You are immune from many of the risks but your coins can still be lost if you don’t back up your wallet and your computer die or in case a hacker gets access when you have your coins in your own wallet. Here recommended is keeping your computer up-to-date with malware and antivirus protection.
You can look into using a hardware wallet, a paper wallet, or a cold storage wallet for even better security. It's an excellent place for any aspiring Bitcoiner to start researching as we don’t have room here to do a deep dive into each of them.
If A Bitcoin Transaction Is Legitimate, How Do You Know?
How it’s possible to know if a bitcoin transaction is legit if it's just a bunch of data as beginners wonder.
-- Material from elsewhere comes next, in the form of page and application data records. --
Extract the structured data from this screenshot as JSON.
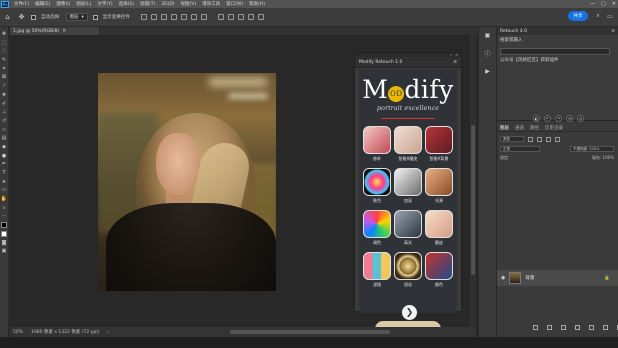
{
  "menu": {
    "logo": "Ps",
    "items": [
      "文件(F)",
      "编辑(E)",
      "图像(I)",
      "图层(L)",
      "文字(Y)",
      "选择(S)",
      "滤镜(T)",
      "3D(D)",
      "视图(V)",
      "增效工具",
      "窗口(W)",
      "帮助(H)"
    ],
    "window_controls": [
      "—",
      "□",
      "✕"
    ]
  },
  "options": {
    "auto_select_label": "自动选择:",
    "layer_select_value": "图层",
    "show_transform_label": "显示变换控件",
    "share_label": "共享"
  },
  "doc_tab": {
    "title": "1.jpg @ 50%(RGB/8)",
    "close": "✕"
  },
  "status": {
    "zoom": "50%",
    "dimensions": "1080 像素 x 1322 像素 (72 ppi)"
  },
  "plugin": {
    "header_title": "Modify Retouch 1.0",
    "brand": {
      "pre": "M",
      "circle": "OD",
      "post": "dify"
    },
    "tagline": "portrait excellence",
    "next_icon": "❯",
    "items": [
      {
        "label": "修补",
        "icon": "lips-icon",
        "bg": "linear-gradient(135deg,#f4c9c4,#c04a56)"
      },
      {
        "label": "智能A醒皮",
        "icon": "face-icon",
        "bg": "linear-gradient(135deg,#f1dcd3,#c9a48f)"
      },
      {
        "label": "智能A背景",
        "icon": "portrait-icon",
        "bg": "linear-gradient(135deg,#b8323b,#5d1d22)"
      },
      {
        "label": "肤色",
        "icon": "color-wheel-icon",
        "bg": "radial-gradient(circle,#ffe34d 0%,#ff3a8c 35%,#3ac9ff 65%,#101010 70%)"
      },
      {
        "label": "加深",
        "icon": "aperture-icon",
        "bg": "linear-gradient(135deg,#f2f2f2,#6a6a6a)"
      },
      {
        "label": "光源",
        "icon": "hair-icon",
        "bg": "linear-gradient(135deg,#e7b07e,#8b4a2a)"
      },
      {
        "label": "调色",
        "icon": "palette-icon",
        "bg": "conic-gradient(#ff4040,#ffd400,#30d158,#0a84ff,#bf5af2,#ff4040)"
      },
      {
        "label": "高光",
        "icon": "model-icon",
        "bg": "linear-gradient(135deg,#9aa4b0,#2d3440)"
      },
      {
        "label": "磨皮",
        "icon": "skin-icon",
        "bg": "linear-gradient(135deg,#f5ddcd,#d79c80)"
      },
      {
        "label": "滤镜",
        "icon": "swatch-icon",
        "bg": "linear-gradient(90deg,#ef7a93 0 33%,#5bc2d6 33% 66%,#f3c65a 66%)"
      },
      {
        "label": "锐化",
        "icon": "target-icon",
        "bg": "radial-gradient(circle,#f0d9a0 0%,#8a6a2a 45%,#f0d9a0 50%,#3a2a10 70%)"
      },
      {
        "label": "颜色",
        "icon": "fashion-icon",
        "bg": "linear-gradient(135deg,#c8322c,#1f4a8a)"
      }
    ]
  },
  "right_strip": {
    "icons": [
      "history-icon",
      "info-icon",
      "play-icon"
    ]
  },
  "right_panel": {
    "retouch_title": "Retouch 4.0",
    "search_placeholder": "搜索或输入",
    "line1": "公众号【风格区区】获取插件",
    "mini_ctrls": [
      "◐",
      "↶",
      "↷",
      "⟲",
      "⊙"
    ],
    "tabs": [
      "图层",
      "通道",
      "路径",
      "历史记录"
    ],
    "kind": "类型",
    "blend": "正常",
    "opacity": "不透明度: 100%",
    "lock_label": "锁定:",
    "fill": "填充: 100%",
    "layer_name": "背景",
    "eye_icon": "◉",
    "lock_icon": "🔒"
  }
}
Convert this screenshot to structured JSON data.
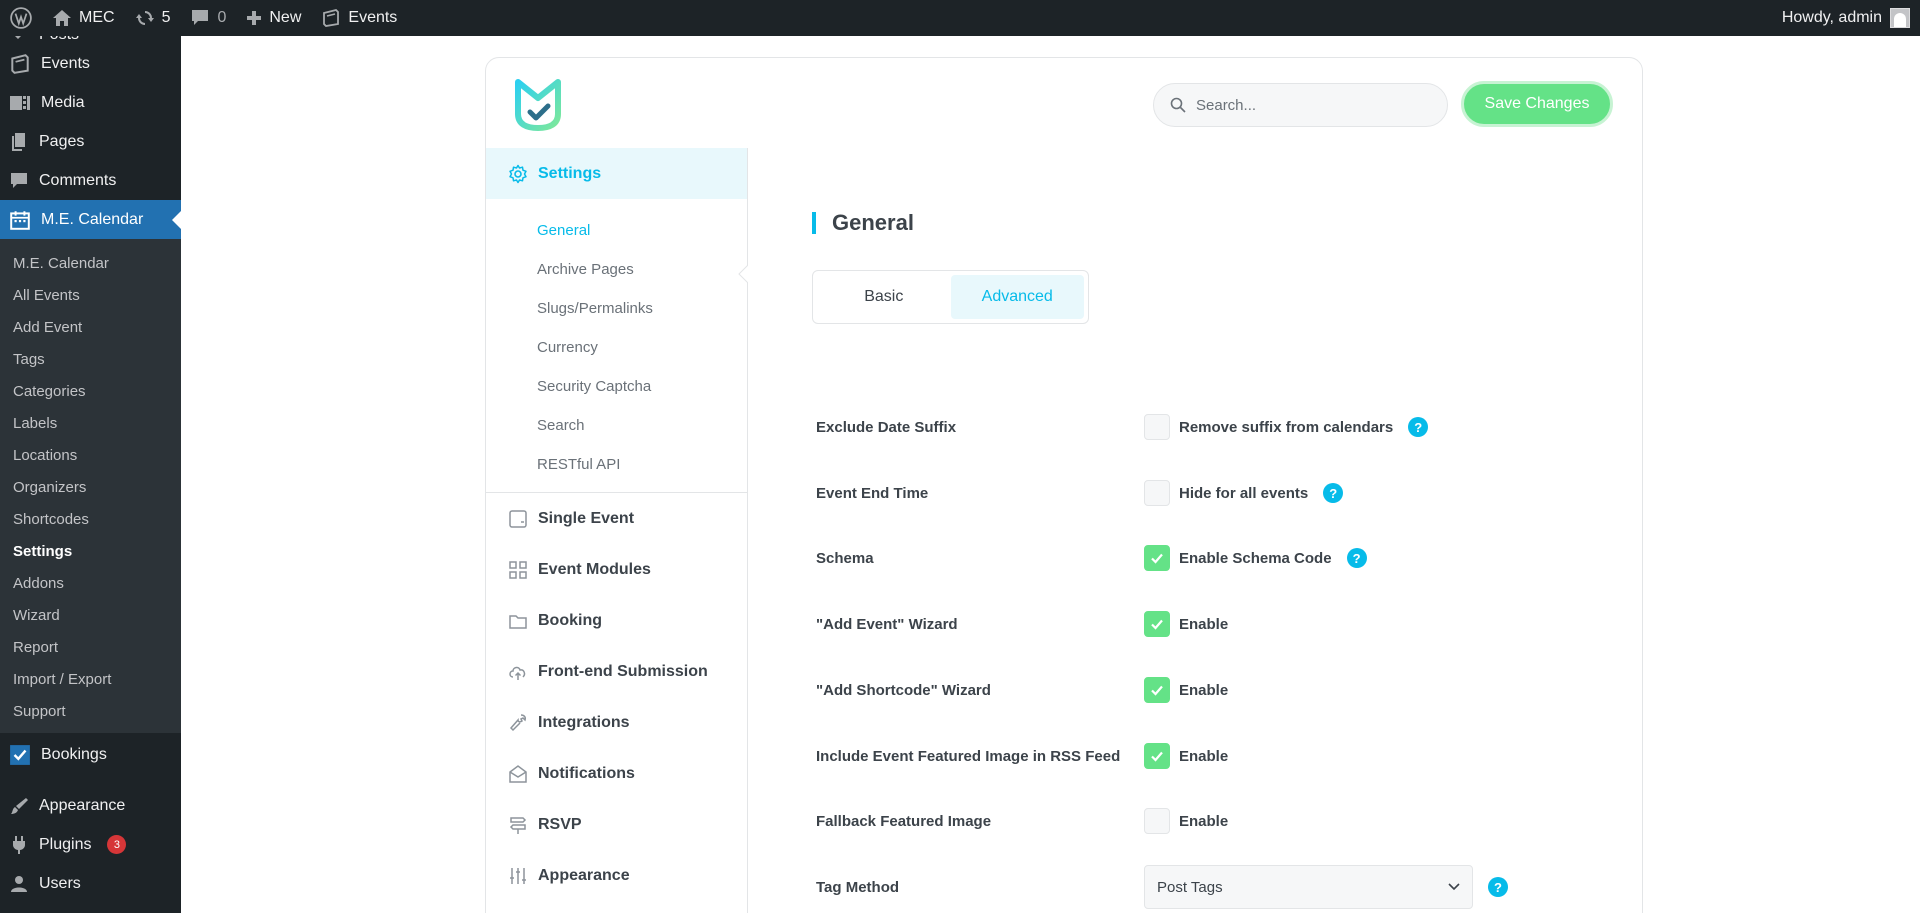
{
  "adminbar": {
    "site_name": "MEC",
    "updates_count": "5",
    "comments_count": "0",
    "new_label": "New",
    "events_label": "Events",
    "howdy": "Howdy, admin"
  },
  "sidebar": {
    "top_items": [
      {
        "label": "Posts"
      },
      {
        "label": "Events"
      },
      {
        "label": "Media"
      },
      {
        "label": "Pages"
      },
      {
        "label": "Comments"
      },
      {
        "label": "M.E. Calendar"
      }
    ],
    "submenu": [
      {
        "label": "M.E. Calendar"
      },
      {
        "label": "All Events"
      },
      {
        "label": "Add Event"
      },
      {
        "label": "Tags"
      },
      {
        "label": "Categories"
      },
      {
        "label": "Labels"
      },
      {
        "label": "Locations"
      },
      {
        "label": "Organizers"
      },
      {
        "label": "Shortcodes"
      },
      {
        "label": "Settings"
      },
      {
        "label": "Addons"
      },
      {
        "label": "Wizard"
      },
      {
        "label": "Report"
      },
      {
        "label": "Import / Export"
      },
      {
        "label": "Support"
      }
    ],
    "bottom_items": [
      {
        "label": "Bookings"
      },
      {
        "label": "Appearance"
      },
      {
        "label": "Plugins",
        "badge": "3"
      },
      {
        "label": "Users"
      }
    ]
  },
  "header": {
    "search_placeholder": "Search...",
    "save_label": "Save Changes"
  },
  "settings_nav": {
    "settings_label": "Settings",
    "sub_items": [
      {
        "label": "General"
      },
      {
        "label": "Archive Pages"
      },
      {
        "label": "Slugs/Permalinks"
      },
      {
        "label": "Currency"
      },
      {
        "label": "Security Captcha"
      },
      {
        "label": "Search"
      },
      {
        "label": "RESTful API"
      }
    ],
    "items": [
      {
        "label": "Single Event"
      },
      {
        "label": "Event Modules"
      },
      {
        "label": "Booking"
      },
      {
        "label": "Front-end Submission"
      },
      {
        "label": "Integrations"
      },
      {
        "label": "Notifications"
      },
      {
        "label": "RSVP"
      },
      {
        "label": "Appearance"
      }
    ]
  },
  "main": {
    "title": "General",
    "tabs": [
      {
        "label": "Basic"
      },
      {
        "label": "Advanced"
      }
    ],
    "rows": [
      {
        "label": "Exclude Date Suffix",
        "control": "Remove suffix from calendars",
        "checked": false
      },
      {
        "label": "Event End Time",
        "control": "Hide for all events",
        "checked": false
      },
      {
        "label": "Schema",
        "control": "Enable Schema Code",
        "checked": true
      },
      {
        "label": "\"Add Event\" Wizard",
        "control": "Enable",
        "checked": true
      },
      {
        "label": "\"Add Shortcode\" Wizard",
        "control": "Enable",
        "checked": true
      },
      {
        "label": "Include Event Featured Image in RSS Feed",
        "control": "Enable",
        "checked": true
      },
      {
        "label": "Fallback Featured Image",
        "control": "Enable",
        "checked": false
      },
      {
        "label": "Tag Method",
        "select_value": "Post Tags"
      }
    ],
    "help_glyph": "?"
  },
  "colors": {
    "accent": "#07bbe9",
    "success": "#64e287",
    "admin_dark": "#1d2327",
    "admin_blue": "#2271b1"
  }
}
Is it possible that it can be faked? Usually won’t even display an invalid transaction as the short answer is that your wallet knows whether a transaction is valid.
Bitcoin transactions must follow a very specific format and can only spend coins also sometimes called inputs where it comes valid and only if the user produces the correct digital signature as to how the wallet knows this.
Is Bitcoin Anonymous?
The answer is both yes and no. Not all transactions have a clear identity associated with them while bitcoin transactions are not completely anonymous.
Different from traditional finance is the privacy model for Bitcoin. For this actually, the Bitcoin whitepaper has a nice diagram:
Transactions are shielded from public view but trusted third parties know everything as you can see in the traditional world of finance. Including banks, credit card companies, and so on are those trusted parties.
There is no identity that is required to use the network as in the Bitcoin model, the public can see all transactions. To uncover who is behind certain transactions, in practice can analysts use heuristics and algorithms
They can in many cases. The exchange knows who you are for example, in case you withdraw Bitcoin from an exchange to your own wallet. The second transaction can also be assumed to be from the same person if you then send the coins from your wallet to someone else.
If you want to make your bitcoin transactions more private, there are several methods available. First exchange your coins for another coin that offers better privacy features such as Monero or Bitcoin Cash and then exchange them back to BTC, is one.
How Are Bitcoins Taxed?
Varying widely based on jurisdiction is complicated tax law. When it comes to finances, I am not a tax professional and you should always seek professional tax advice.
It appears taxes on bitcoin are not particularly different from other assets that said. It is generally a taxable event and taxes are owed on the profits when you sell bitcoins. For example, if you hold coins and don’t sell, unrealised profits are generally not taxed.
Here’s Where You Can Spend Bitcoins
Anywhere they are accepted, you can spend bitcoins and other cryptocurrencies. Then retail settings, often, online shops offer more cryptocurrency adoption. map.bitcoin.com is one great place to find stores that accept crypto.
To get a crypto-based debit card is another option. This one from Bitpay is an example. Anywhere debit card is accepted which is everywhere, this allows you to load your coins and spend them.